I remind myself that even artistic legends like Michelangelo struggled. When he did the Sistine ceiling in fresco, a medium he wasn’t familiar with, the first few sessions were stressful and trying for the artist. However, he persevered and created one of the wonders of the art world.
Overcoming an Artistic Breakdown
It’s okay. Breathe. Stay calm. Do. Not. Panic. It happens to all of us: the artistic breakdown. What is it? That creative breaking point in our art which threatens to push us into a tailspin. When I was in school, this was my routine: I would try so hard to push it, to make something happen. Then I’d get derailed, and then came the frustration and even anger.
I would get down on myself and just mope around for a while. Not fun! But those kinds of episodes happen to me less and less now. I decided to do a few things differently, and I want to share them with you.
Set the Right Goals
I acknowledge not every studio session is going to be a brilliant, amazing success that will leave me with a cheery smile on my face. The reality is, it can be really tough in there, right? If I feel like my expectations aren’t matching what I am accomplishing with my work, I make an effort to set reachable goals so I’m not disheartened.
I’ll focus on working without stopping for an hour, for instance. No looking back on what I’ve done or reworking, just working. At the end of that time, I’ll usually have one or two ideas that I can build on, and that is really satisfying.
Remove any Obstacles
I take off the blinders and try to honestly assess what is going on. If I keep stumbling over something, I ask myself — what’s in my way? If something isn’t working, I don’t want to ignore it. There’s no shame in retracing our steps to see what has tripped us up. Art is not a one-way street. You can go back and forth dozens of times until you are happy with your progress. I know I have!
Discover the Power of Starting Over

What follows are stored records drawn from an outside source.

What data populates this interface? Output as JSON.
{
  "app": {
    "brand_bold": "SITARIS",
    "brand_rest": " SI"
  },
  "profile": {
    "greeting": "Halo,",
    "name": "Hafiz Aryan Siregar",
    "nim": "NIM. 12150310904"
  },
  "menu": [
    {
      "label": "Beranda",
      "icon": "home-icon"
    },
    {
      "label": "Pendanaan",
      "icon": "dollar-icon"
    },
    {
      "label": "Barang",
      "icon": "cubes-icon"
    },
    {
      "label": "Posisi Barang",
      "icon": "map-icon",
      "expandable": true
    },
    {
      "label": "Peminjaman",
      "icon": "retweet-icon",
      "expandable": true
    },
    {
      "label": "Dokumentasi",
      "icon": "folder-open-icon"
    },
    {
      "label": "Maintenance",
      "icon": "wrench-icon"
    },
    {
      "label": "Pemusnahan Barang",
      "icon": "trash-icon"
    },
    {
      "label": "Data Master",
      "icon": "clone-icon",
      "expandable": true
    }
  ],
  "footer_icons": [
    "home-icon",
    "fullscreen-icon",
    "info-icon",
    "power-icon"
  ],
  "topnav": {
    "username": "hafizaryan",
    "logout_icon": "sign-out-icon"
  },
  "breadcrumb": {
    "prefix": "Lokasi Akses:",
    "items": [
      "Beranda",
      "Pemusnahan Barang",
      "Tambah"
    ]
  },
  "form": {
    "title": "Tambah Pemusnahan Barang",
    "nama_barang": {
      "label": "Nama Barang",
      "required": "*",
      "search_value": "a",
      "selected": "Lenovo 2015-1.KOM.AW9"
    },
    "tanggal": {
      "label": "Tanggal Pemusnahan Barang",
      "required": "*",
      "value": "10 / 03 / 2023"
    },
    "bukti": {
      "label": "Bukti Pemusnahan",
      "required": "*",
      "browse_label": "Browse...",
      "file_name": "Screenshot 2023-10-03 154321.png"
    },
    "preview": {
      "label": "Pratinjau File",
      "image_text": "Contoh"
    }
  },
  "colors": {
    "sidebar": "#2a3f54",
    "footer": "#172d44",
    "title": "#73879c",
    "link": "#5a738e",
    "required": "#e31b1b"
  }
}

I give myself permission to start over or work in a different way. I used to be the type of artist who had to see things through to the end, and to a point I still am. But I also see the value in letting go in order to refocus myself.
If something isn’t working, I’m not going to let one painting or drawing sour my whole creative pursuit. If I want to put oils aside to do exercises with pastel painting or loosen up with watercolor, I do it. You should too!
Find What Inspires You
And most importantly, I know how to get back into the right mindset — inspiration and artistic guidance. That means looking at art that excites me and studying the techniques of the master artists I so admire.
One great way to unwind, let loose and let inspiration strike is through inspirational quotes and tips from top artists, art demonstrations and video workshops. One such example is Artists Network TV’s streaming video, Watercolor Mindfulness, by Jean Haines.
The techniques in this video will not only help you get in the right mindset to make art, but Haines has such a loose approach to watercolor which alone makes me want to grab my brushes, paints and unleash my pigments on canvas. Enjoy the preview trailer below, and get ready to get inspired!
P.S. Have you had an artistic breakdown? What did you do to get back into the right creative mindset? Leave a comment and let me know.